What the Consumer Credit Protection Act Accomplished
Credit was kind of an open field for much of its lifespan. Credit, as the modern concept we use every day, is arguably still imperfect but a great deal more regulated than ever before. In 1967, for example, offers to extend credit had no oversight. If consumers made bad choices, they paid for them out of their wages, taken out like taxes or the costs for group health insurance.
Are we better off for it? Yes and no. It’s difficult to gauge whether consumer understanding of credit has risen or fallen, but credit has become less of an extortionate practice in the meantime.
The main goals of the Consumer Credit Protection Act were to safeguard employees from having their wages garnished, provide clear guidelines for how to offer funding, and create a framework for dealing with debt in a modern sense. It’s important not to understate that these guidelines hadn’t existed before, so borrowing money was an extremely risky proposition for both sides involved.
One of the primary tools the federal government used to try and enforce, or provide guidelines for, this Act was the Truth in Lending Act. Using TILA, the government could regulate home-equity loans and credit cards. After 1968, the consumer had more information regarding a loan and could make a better decision on which program was right for him. Prior to, the consumer still had the burden of paying a loan back without the knowledge of whether the terms were more favorable to another loan.
Without these important restrictions, banks were using various practices to try and hide the true costs of a particular transaction. The CCPA made lending and credit far more transparent.

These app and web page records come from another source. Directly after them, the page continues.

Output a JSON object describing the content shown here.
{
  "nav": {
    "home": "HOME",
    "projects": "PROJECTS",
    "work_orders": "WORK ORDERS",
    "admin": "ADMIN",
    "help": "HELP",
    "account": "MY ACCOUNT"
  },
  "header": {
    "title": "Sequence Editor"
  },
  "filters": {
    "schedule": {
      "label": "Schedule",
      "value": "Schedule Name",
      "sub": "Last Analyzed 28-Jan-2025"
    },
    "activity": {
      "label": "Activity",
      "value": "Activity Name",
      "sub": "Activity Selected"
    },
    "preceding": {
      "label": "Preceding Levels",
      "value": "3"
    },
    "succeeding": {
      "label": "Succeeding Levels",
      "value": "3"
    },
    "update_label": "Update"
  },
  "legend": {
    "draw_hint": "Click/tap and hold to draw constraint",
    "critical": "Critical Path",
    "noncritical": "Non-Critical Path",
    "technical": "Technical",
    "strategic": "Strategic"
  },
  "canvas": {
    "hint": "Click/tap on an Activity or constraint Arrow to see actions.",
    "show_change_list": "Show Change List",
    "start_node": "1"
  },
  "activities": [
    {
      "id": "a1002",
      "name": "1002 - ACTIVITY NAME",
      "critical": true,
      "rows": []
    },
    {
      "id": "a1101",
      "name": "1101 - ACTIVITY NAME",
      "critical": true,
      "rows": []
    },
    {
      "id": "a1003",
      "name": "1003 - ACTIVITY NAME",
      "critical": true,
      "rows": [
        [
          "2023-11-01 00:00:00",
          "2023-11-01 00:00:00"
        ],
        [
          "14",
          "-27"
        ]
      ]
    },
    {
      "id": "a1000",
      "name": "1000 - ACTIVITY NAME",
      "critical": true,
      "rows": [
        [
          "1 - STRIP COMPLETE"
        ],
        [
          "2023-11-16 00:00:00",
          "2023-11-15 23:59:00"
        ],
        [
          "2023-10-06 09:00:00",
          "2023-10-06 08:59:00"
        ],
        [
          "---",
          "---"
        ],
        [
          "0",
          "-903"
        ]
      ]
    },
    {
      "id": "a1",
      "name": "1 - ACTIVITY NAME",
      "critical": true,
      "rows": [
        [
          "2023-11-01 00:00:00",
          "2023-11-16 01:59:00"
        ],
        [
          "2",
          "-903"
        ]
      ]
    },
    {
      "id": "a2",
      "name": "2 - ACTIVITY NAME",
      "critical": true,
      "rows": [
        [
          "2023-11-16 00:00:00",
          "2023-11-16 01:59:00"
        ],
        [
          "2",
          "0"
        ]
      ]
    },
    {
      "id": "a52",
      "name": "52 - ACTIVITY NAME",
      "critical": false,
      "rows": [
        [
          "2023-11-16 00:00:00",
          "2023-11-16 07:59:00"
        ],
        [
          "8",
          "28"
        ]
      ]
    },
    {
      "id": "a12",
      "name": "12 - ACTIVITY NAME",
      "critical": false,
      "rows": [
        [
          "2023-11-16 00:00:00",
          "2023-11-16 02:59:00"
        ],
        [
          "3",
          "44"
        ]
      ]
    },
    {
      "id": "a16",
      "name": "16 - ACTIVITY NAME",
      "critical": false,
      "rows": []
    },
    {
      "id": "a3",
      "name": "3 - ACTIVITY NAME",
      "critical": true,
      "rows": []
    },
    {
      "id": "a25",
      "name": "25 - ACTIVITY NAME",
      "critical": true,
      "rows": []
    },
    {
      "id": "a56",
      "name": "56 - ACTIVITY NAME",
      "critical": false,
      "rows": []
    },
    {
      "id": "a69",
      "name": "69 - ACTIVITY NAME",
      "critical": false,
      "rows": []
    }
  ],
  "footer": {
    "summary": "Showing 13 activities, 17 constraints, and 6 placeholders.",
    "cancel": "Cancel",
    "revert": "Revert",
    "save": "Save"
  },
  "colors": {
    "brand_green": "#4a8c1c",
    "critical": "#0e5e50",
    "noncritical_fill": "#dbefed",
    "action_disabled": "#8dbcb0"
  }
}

About the Author: Samuel Phineas Upham is an investor at a family office/ hedgefund, where he focuses on special situation illiquid investing. Before this position, Phin Upham was working at Morgan Stanley in the Media and Telecom group. You may contact Phin on his Samuel Phineas Upham website or Twitter.